Copy out all lines of the listing below that hold "Parkering".

┄┄┄┄┄┄┄┄┄┄┄┄┄┄┄┄┄┄┄┄

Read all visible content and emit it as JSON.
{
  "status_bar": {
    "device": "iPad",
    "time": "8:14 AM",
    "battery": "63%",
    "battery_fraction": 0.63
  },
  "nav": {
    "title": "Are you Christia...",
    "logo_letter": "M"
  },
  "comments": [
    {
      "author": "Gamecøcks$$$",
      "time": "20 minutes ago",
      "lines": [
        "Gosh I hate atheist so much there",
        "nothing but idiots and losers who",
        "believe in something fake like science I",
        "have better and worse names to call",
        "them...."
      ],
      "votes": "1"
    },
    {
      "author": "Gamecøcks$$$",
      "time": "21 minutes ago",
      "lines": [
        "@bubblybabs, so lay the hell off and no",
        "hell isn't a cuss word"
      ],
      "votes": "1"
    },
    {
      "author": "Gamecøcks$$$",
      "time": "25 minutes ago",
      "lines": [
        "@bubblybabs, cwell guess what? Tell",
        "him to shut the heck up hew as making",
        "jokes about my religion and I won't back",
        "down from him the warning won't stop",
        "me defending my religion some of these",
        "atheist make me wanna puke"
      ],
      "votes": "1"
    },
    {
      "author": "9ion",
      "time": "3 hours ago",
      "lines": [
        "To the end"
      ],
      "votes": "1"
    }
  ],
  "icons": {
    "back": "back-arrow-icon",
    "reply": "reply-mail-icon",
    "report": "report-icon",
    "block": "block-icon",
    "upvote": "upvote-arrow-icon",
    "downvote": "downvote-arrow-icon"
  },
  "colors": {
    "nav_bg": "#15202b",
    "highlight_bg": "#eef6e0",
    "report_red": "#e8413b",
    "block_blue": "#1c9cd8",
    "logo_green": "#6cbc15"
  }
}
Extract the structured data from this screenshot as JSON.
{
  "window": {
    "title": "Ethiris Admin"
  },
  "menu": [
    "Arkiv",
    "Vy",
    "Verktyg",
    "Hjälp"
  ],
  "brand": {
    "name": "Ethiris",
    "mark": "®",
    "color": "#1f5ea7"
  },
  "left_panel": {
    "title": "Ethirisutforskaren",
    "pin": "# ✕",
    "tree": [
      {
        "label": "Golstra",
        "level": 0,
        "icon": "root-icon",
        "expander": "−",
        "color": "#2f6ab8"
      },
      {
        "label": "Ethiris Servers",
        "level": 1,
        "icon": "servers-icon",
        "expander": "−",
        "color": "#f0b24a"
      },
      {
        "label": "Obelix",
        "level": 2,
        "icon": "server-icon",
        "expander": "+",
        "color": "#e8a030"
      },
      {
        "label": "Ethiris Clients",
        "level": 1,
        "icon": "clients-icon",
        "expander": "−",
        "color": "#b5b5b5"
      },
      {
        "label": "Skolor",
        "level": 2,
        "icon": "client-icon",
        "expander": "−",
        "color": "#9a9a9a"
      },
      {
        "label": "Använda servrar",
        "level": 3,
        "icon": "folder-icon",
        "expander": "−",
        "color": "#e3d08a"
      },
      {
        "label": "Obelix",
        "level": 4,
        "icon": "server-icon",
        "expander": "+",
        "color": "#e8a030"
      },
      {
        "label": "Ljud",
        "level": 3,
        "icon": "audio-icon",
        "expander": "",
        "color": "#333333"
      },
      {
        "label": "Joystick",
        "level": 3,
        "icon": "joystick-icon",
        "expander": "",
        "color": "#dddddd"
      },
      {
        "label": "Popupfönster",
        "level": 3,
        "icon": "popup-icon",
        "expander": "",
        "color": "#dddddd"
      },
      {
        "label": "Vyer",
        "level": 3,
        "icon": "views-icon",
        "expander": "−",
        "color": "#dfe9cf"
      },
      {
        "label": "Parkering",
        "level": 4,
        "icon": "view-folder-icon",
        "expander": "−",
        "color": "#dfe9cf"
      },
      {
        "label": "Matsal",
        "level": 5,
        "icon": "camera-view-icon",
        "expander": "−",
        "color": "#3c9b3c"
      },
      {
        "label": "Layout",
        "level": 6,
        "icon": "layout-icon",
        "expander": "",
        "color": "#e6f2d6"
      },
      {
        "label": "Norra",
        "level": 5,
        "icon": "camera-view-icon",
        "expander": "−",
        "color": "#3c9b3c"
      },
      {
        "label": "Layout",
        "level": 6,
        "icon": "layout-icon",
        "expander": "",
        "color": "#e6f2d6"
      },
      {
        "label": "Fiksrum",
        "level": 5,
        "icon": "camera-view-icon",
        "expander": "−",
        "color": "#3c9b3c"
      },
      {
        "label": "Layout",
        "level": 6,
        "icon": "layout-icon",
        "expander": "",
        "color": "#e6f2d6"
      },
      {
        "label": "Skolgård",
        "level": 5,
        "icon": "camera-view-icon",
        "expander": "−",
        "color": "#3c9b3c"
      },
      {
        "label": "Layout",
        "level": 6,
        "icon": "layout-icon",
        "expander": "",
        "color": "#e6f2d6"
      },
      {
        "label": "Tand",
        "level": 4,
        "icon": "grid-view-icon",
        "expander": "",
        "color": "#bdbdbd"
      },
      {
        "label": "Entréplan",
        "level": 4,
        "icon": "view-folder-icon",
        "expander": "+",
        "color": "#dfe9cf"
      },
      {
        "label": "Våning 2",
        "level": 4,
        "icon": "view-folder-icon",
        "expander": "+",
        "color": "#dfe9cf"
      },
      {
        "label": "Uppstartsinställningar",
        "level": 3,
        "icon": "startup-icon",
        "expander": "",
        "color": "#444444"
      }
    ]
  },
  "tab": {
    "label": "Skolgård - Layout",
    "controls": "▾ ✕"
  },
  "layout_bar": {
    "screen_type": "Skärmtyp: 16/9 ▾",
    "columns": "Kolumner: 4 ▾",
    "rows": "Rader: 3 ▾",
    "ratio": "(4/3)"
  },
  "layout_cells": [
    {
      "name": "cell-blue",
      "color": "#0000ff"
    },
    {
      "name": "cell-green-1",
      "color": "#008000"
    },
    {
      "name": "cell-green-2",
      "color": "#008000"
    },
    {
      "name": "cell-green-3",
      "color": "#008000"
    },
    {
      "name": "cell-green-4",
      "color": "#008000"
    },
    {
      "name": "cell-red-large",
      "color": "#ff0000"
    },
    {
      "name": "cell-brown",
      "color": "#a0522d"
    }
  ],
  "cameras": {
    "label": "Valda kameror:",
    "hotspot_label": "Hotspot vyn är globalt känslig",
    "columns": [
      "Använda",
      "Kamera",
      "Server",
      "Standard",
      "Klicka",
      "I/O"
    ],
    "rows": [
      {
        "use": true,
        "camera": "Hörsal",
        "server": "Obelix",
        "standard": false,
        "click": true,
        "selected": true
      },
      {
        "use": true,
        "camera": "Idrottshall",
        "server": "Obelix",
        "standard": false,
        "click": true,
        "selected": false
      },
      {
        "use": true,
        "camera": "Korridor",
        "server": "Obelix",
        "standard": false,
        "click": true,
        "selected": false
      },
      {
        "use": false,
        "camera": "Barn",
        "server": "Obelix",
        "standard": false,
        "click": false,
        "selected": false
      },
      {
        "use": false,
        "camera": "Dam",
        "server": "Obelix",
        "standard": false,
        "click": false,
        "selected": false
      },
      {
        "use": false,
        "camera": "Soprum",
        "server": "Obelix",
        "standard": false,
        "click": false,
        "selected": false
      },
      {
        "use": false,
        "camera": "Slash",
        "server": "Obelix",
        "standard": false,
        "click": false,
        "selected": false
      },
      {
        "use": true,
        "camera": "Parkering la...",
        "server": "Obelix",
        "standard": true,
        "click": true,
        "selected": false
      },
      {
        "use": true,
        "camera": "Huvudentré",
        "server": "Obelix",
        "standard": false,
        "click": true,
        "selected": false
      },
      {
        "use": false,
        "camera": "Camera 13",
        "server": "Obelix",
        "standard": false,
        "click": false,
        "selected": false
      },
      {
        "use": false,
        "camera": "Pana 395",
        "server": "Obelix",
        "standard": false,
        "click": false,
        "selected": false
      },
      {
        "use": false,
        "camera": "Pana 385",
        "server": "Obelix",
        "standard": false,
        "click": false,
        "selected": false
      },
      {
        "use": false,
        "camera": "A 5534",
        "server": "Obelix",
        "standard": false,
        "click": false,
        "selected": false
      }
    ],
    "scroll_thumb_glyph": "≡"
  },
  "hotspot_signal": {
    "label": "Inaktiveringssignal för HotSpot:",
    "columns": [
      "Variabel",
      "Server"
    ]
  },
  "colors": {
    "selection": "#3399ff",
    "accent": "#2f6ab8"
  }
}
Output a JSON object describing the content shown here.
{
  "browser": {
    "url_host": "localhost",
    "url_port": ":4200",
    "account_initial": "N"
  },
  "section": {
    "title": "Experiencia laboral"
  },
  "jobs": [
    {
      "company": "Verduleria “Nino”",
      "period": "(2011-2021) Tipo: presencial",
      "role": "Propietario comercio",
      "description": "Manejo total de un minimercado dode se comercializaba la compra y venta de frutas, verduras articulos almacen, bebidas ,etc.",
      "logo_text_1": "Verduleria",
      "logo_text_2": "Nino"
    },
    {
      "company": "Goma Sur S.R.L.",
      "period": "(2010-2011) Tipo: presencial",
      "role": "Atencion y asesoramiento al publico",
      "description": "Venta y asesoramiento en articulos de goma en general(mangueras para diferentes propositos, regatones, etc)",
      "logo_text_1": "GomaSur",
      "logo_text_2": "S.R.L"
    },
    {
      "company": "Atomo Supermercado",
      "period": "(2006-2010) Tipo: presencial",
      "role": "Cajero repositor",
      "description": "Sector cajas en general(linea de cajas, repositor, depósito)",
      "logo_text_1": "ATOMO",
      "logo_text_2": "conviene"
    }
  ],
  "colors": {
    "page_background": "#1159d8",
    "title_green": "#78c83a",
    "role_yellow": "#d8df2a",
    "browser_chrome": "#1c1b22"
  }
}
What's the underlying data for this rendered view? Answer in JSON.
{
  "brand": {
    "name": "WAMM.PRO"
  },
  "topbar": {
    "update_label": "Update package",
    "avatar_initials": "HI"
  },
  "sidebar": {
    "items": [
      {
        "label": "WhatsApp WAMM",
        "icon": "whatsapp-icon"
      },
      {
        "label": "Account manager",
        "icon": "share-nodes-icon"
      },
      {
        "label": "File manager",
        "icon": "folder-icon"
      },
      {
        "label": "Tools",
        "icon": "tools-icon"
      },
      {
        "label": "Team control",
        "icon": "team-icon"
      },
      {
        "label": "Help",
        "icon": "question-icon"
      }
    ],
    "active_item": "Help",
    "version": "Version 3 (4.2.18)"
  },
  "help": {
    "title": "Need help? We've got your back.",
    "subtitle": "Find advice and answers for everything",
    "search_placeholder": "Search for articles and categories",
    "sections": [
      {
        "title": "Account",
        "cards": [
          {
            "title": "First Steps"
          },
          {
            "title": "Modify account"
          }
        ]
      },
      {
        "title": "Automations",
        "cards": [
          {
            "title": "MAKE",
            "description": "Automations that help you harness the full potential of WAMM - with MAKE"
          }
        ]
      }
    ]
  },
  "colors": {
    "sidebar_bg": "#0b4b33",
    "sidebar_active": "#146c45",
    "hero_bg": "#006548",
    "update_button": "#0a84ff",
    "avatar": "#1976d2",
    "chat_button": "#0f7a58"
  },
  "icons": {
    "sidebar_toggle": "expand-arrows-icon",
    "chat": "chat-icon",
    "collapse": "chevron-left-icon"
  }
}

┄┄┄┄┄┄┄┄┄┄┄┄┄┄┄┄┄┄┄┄

### Answer box
        "label": "Parkering",
        "camera": "Parkering la...",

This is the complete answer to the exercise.